The Oakland History Collaborative:
Teaching American History in an Urban School District

The Oakland Unified School District (CA) will work with the University of California Berkeley, Department of History; the University of California History-Social Science Project; the Oakland Museum of California; and the Peralta Hacienda Historic Park to engage 4th, 5th, 8th, and 11th grade teachers (those responsible for teaching American history in California) in intensive, content rich, staff development.

The project aims to increase teachers' knowledge of traditional American history and improve their ability to translate this knowledge into instruction that advances student understanding of American history as measured by state, district, and classroom assessments.

One professional development strand will support the work of elementary teachers (fourth and fifth grades), who teach early American history; a second strand will support the work of secondary teachers. Participating teachers will attend an after-school speaker series, school-year release days, and summer institutes. They will develop an American history "Lesson Study" around each of the project's three yearly themes and an instructional question they choose to research.

The different emphases in each year offer separate slices of American history and, taken as a whole, they will provide participating teachers multiple ways of understanding significant events, individuals, and ideas in American history.

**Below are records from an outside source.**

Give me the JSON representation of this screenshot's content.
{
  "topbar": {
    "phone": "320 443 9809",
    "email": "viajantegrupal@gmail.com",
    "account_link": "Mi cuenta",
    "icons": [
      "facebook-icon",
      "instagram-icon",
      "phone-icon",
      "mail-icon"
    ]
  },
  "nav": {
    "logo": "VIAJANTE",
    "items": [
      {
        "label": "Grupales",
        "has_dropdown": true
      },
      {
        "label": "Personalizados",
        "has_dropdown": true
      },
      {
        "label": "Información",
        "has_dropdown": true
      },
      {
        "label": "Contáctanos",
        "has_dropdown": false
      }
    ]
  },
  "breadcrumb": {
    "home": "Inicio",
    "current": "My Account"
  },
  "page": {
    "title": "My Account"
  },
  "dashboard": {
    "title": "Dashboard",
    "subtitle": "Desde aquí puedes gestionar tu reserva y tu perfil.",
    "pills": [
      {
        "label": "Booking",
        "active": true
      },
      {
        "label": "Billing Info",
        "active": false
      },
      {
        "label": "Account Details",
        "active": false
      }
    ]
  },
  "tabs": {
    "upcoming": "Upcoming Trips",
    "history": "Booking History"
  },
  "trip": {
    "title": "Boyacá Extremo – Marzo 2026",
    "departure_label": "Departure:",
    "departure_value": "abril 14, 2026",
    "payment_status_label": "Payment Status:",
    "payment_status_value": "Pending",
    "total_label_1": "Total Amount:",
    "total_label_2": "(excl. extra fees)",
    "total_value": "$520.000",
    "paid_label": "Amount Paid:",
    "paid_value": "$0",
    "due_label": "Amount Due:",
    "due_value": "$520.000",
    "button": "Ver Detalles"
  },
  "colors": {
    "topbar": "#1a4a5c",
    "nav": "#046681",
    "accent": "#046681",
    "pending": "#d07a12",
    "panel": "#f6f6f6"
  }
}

Year 1 will cover such issues as trade, territorial expansion, and modern trade treaties; Year 2 will cover America's political struggle over democracy, equality, and civil rights and connect it to the history of America's foreign policy; and Year 3 will focus on the nation's stated ideals and will trace how these ideals shaped concrete historical outcomes in foreign affairs. Specific content will focus on the American Revolution, the Civil War, slavery, the Gold Rush, and Transcendentalists.

Along with content, project sessions will be devoted to historical inquiry, historical thinking, and post-talk historiographic discussions.